- [Requirement]:
Could you give the whole listing again, exactly as it reads?

- [Information]:
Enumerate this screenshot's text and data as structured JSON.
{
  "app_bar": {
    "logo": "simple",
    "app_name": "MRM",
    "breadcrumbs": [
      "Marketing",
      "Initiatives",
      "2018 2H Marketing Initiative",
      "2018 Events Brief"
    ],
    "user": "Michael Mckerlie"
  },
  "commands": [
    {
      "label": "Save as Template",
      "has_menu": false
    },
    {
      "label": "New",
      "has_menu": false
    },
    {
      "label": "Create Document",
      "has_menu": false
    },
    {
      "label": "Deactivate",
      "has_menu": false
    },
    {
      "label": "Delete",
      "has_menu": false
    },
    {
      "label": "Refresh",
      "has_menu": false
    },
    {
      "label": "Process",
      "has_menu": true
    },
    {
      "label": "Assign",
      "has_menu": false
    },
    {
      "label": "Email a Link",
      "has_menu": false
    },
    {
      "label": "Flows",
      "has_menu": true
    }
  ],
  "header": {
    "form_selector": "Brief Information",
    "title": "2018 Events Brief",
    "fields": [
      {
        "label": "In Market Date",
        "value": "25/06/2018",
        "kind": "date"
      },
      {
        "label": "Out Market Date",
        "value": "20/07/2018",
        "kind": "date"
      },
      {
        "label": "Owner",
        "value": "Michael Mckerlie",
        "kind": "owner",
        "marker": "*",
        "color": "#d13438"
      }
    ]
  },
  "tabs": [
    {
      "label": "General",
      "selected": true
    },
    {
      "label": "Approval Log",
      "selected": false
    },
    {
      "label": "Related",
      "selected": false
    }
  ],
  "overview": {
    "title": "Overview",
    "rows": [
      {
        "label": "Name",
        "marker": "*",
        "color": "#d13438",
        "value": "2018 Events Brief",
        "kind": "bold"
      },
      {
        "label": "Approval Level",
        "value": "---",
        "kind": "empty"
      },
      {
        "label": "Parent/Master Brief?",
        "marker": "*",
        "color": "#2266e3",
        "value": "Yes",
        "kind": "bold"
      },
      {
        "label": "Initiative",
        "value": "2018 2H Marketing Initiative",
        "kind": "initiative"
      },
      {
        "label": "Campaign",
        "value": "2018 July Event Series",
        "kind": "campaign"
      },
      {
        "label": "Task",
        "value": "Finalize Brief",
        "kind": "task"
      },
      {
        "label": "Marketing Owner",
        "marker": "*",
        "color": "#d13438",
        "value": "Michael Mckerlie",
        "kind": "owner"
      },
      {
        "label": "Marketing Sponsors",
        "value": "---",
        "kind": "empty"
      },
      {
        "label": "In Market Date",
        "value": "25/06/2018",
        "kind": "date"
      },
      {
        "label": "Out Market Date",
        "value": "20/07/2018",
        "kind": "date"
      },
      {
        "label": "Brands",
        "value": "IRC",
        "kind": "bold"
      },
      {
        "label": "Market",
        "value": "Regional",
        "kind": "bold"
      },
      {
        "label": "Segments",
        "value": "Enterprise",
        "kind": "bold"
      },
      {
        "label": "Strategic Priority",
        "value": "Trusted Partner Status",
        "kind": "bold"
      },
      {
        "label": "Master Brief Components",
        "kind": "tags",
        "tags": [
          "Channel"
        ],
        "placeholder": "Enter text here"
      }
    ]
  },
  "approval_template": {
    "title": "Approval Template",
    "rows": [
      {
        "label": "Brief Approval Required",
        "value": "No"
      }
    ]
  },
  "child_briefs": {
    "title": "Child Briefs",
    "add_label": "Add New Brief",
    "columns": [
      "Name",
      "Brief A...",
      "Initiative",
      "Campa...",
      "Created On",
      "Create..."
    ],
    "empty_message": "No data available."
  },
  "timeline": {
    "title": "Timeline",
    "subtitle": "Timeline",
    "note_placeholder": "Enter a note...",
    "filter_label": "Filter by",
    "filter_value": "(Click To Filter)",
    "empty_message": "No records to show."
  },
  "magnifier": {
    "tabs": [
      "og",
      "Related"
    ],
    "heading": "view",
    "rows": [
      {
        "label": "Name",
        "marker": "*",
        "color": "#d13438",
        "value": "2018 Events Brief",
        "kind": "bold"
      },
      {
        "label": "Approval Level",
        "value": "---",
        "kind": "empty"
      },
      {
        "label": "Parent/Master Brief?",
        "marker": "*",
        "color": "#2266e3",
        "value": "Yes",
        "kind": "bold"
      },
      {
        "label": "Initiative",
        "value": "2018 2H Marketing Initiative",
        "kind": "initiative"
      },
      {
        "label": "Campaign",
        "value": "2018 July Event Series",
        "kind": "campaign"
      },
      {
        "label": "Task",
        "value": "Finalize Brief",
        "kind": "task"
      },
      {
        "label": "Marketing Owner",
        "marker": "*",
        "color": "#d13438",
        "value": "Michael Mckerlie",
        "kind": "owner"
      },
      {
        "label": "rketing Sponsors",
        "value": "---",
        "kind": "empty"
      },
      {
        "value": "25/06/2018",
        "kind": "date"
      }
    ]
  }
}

- [Answer for this exercise]:
Enumerate this screenshot's text and data as structured JSON.
{
  "app_bar": {
    "logo": "simple",
    "app_name": "MRM",
    "breadcrumbs": [
      "Marketing",
      "Initiatives",
      "2018 2H Marketing Initiative",
      "2018 Events Brief"
    ],
    "user": "Michael Mckerlie"
  },
  "commands": [
    {
      "label": "Save as Template",
      "has_menu": false
    },
    {
      "label": "New",
      "has_menu": false
    },
    {
      "label": "Create Document",
      "has_menu": false
    },
    {
      "label": "Deactivate",
      "has_menu": false
    },
    {
      "label": "Delete",
      "has_menu": false
    },
    {
      "label": "Refresh",
      "has_menu": false
    },
    {
      "label": "Process",
      "has_menu": true
    },
    {
      "label": "Assign",
      "has_menu": false
    },
    {
      "label": "Email a Link",
      "has_menu": false
    },
    {
      "label": "Flows",
      "has_menu": true
    }
  ],
  "header": {
    "form_selector": "Brief Information",
    "title": "2018 Events Brief",
    "fields": [
      {
        "label": "In Market Date",
        "value": "25/06/2018",
        "kind": "date"
      },
      {
        "label": "Out Market Date",
        "value": "20/07/2018",
        "kind": "date"
      },
      {
        "label": "Owner",
        "value": "Michael Mckerlie",
        "kind": "owner",
        "marker": "*",
        "color": "#d13438"
      }
    ]
  },
  "tabs": [
    {
      "label": "General",
      "selected": true
    },
    {
      "label": "Approval Log",
      "selected": false
    },
    {
      "label": "Related",
      "selected": false
    }
  ],
  "overview": {
    "title": "Overview",
    "rows": [
      {
        "label": "Name",
        "marker": "*",
        "color": "#d13438",
        "value": "2018 Events Brief",
        "kind": "bold"
      },
      {
        "label": "Approval Level",
        "value": "---",
        "kind": "empty"
      },
      {
        "label": "Parent/Master Brief?",
        "marker": "*",
        "color": "#2266e3",
        "value": "Yes",
        "kind": "bold"
      },
      {
        "label": "Initiative",
        "value": "2018 2H Marketing Initiative",
        "kind": "initiative"
      },
      {
        "label": "Campaign",
        "value": "2018 July Event Series",
        "kind": "campaign"
      },
      {
        "label": "Task",
        "value": "Finalize Brief",
        "kind": "task"
      },
      {
        "label": "Marketing Owner",
        "marker": "*",
        "color": "#d13438",
        "value": "Michael Mckerlie",
        "kind": "owner"
      },
      {
        "label": "Marketing Sponsors",
        "value": "---",
        "kind": "empty"
      },
      {
        "label": "In Market Date",
        "value": "25/06/2018",
        "kind": "date"
      },
      {
        "label": "Out Market Date",
        "value": "20/07/2018",
        "kind": "date"
      },
      {
        "label": "Brands",
        "value": "IRC",
        "kind": "bold"
      },
      {
        "label": "Market",
        "value": "Regional",
        "kind": "bold"
      },
      {
        "label": "Segments",
        "value": "Enterprise",
        "kind": "bold"
      },
      {
        "label": "Strategic Priority",
        "value": "Trusted Partner Status",
        "kind": "bold"
      },
      {
        "label": "Master Brief Components",
        "kind": "tags",
        "tags": [
          "Channel"
        ],
        "placeholder": "Enter text here"
      }
    ]
  },
  "approval_template": {
    "title": "Approval Template",
    "rows": [
      {
        "label": "Brief Approval Required",
        "value": "No"
      }
    ]
  },
  "child_briefs": {
    "title": "Child Briefs",
    "add_label": "Add New Brief",
    "columns": [
      "Name",
      "Brief A...",
      "Initiative",
      "Campa...",
      "Created On",
      "Create..."
    ],
    "empty_message": "No data available."
  },
  "timeline": {
    "title": "Timeline",
    "subtitle": "Timeline",
    "note_placeholder": "Enter a note...",
    "filter_label": "Filter by",
    "filter_value": "(Click To Filter)",
    "empty_message": "No records to show."
  },
  "magnifier": {
    "tabs": [
      "og",
      "Related"
    ],
    "heading": "view",
    "rows": [
      {
        "label": "Name",
        "marker": "*",
        "color": "#d13438",
        "value": "2018 Events Brief",
        "kind": "bold"
      },
      {
        "label": "Approval Level",
        "value": "---",
        "kind": "empty"
      },
      {
        "label": "Parent/Master Brief?",
        "marker": "*",
        "color": "#2266e3",
        "value": "Yes",
        "kind": "bold"
      },
      {
        "label": "Initiative",
        "value": "2018 2H Marketing Initiative",
        "kind": "initiative"
      },
      {
        "label": "Campaign",
        "value": "2018 July Event Series",
        "kind": "campaign"
      },
      {
        "label": "Task",
        "value": "Finalize Brief",
        "kind": "task"
      },
      {
        "label": "Marketing Owner",
        "marker": "*",
        "color": "#d13438",
        "value": "Michael Mckerlie",
        "kind": "owner"
      },
      {
        "label": "rketing Sponsors",
        "value": "---",
        "kind": "empty"
      },
      {
        "value": "25/06/2018",
        "kind": "date"
      }
    ]
  }
}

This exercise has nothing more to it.